Start of Data for this exercise
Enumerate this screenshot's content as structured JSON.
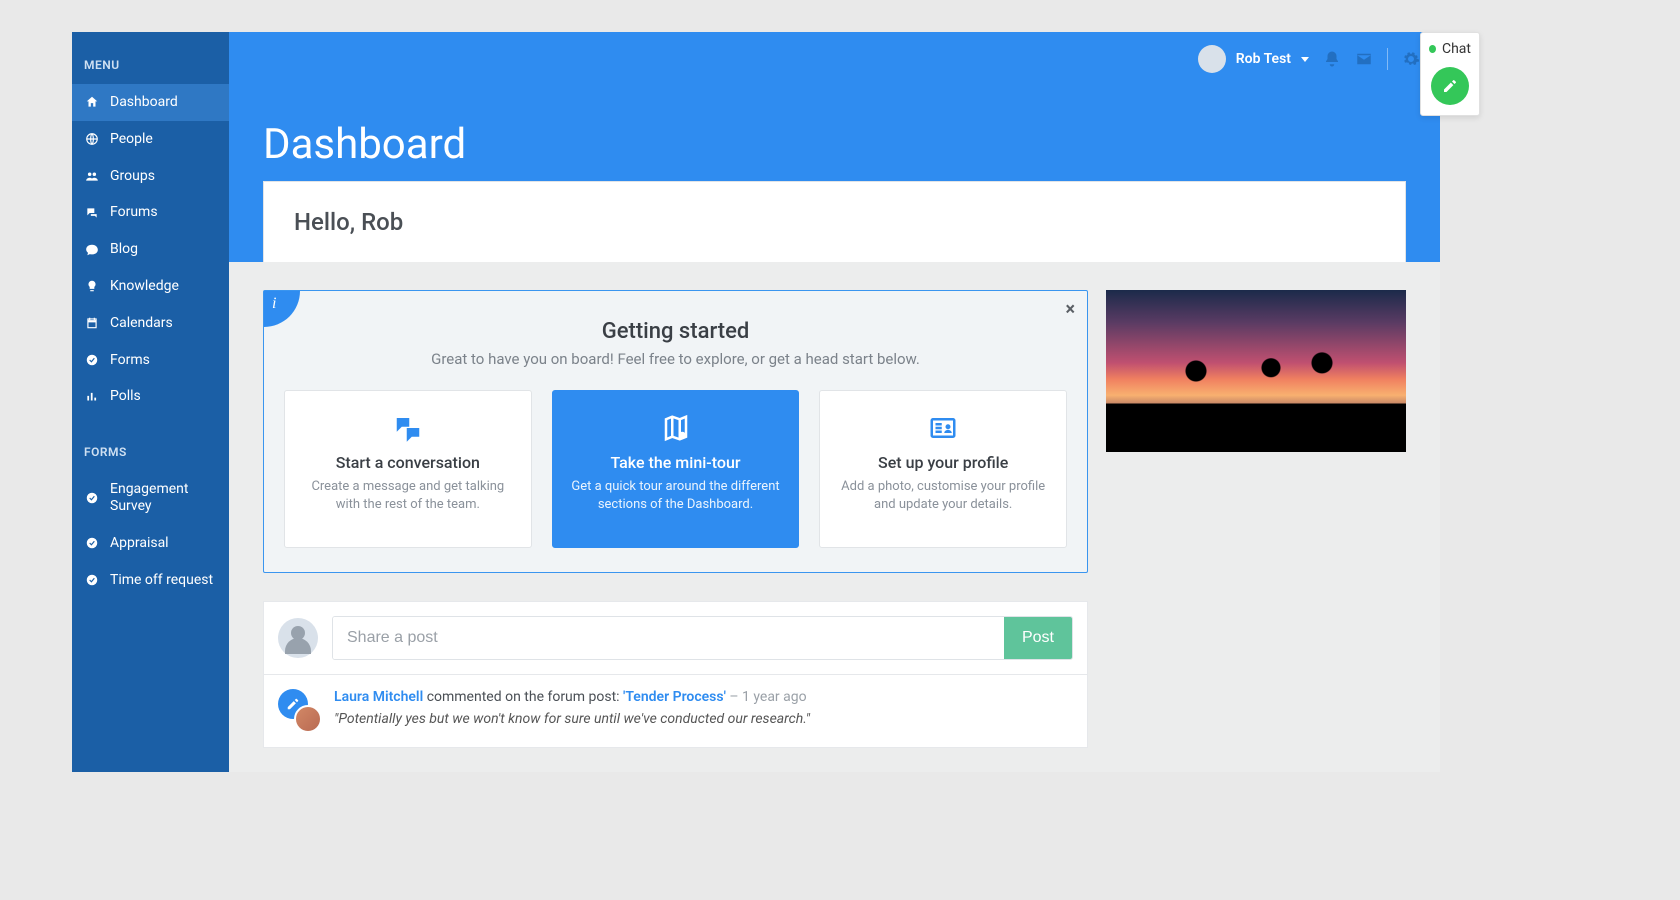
{
  "sidebar": {
    "menu_label": "MENU",
    "forms_label": "FORMS",
    "items": [
      {
        "label": "Dashboard",
        "icon": "home"
      },
      {
        "label": "People",
        "icon": "globe"
      },
      {
        "label": "Groups",
        "icon": "users"
      },
      {
        "label": "Forums",
        "icon": "forum"
      },
      {
        "label": "Blog",
        "icon": "chat"
      },
      {
        "label": "Knowledge",
        "icon": "bulb"
      },
      {
        "label": "Calendars",
        "icon": "calendar"
      },
      {
        "label": "Forms",
        "icon": "check"
      },
      {
        "label": "Polls",
        "icon": "bars"
      }
    ],
    "form_items": [
      {
        "label": "Engagement Survey"
      },
      {
        "label": "Appraisal"
      },
      {
        "label": "Time off request"
      }
    ]
  },
  "topbar": {
    "user_name": "Rob Test"
  },
  "hero": {
    "title": "Dashboard",
    "greeting": "Hello, Rob"
  },
  "getting_started": {
    "title": "Getting started",
    "subtitle": "Great to have you on board! Feel free to explore, or get a head start below.",
    "cards": [
      {
        "title": "Start a conversation",
        "desc": "Create a message and get talking with the rest of the team."
      },
      {
        "title": "Take the mini-tour",
        "desc": "Get a quick tour around the different sections of the Dashboard."
      },
      {
        "title": "Set up your profile",
        "desc": "Add a photo, customise your profile and update your details."
      }
    ]
  },
  "share": {
    "placeholder": "Share a post",
    "button": "Post"
  },
  "feed": {
    "item": {
      "author": "Laura Mitchell",
      "action_text": " commented on the forum post: ",
      "post_title": "'Tender Process'",
      "separator": " – ",
      "ago": "1 year ago",
      "quote": "\"Potentially yes but we won't know for sure until we've conducted our research.\""
    }
  },
  "chat": {
    "label": "Chat"
  }
}
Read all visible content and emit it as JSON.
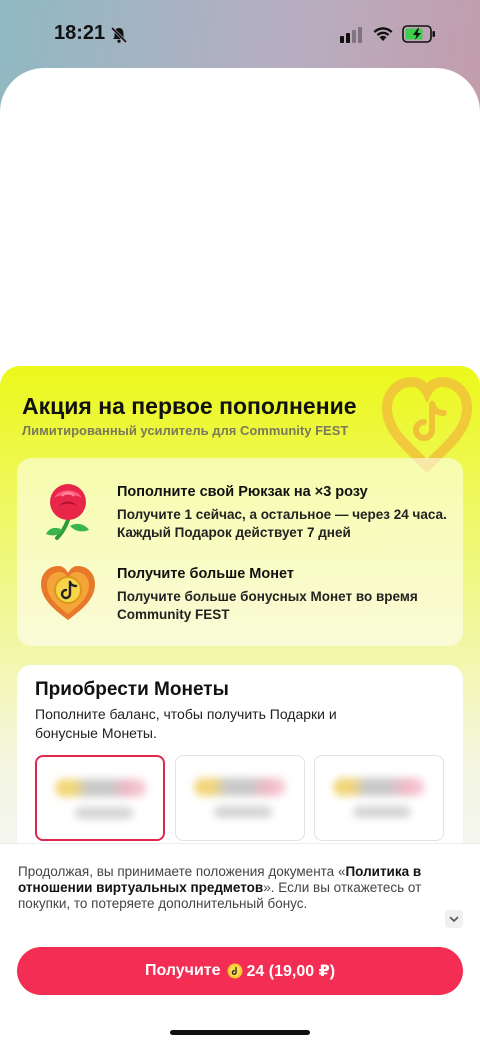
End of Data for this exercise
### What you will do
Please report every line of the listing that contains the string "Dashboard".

### Written answer
        "label": "Dashboard",
    "title": "Dashboard",
        "desc": "Get a quick tour around the different sections of the Dashboard."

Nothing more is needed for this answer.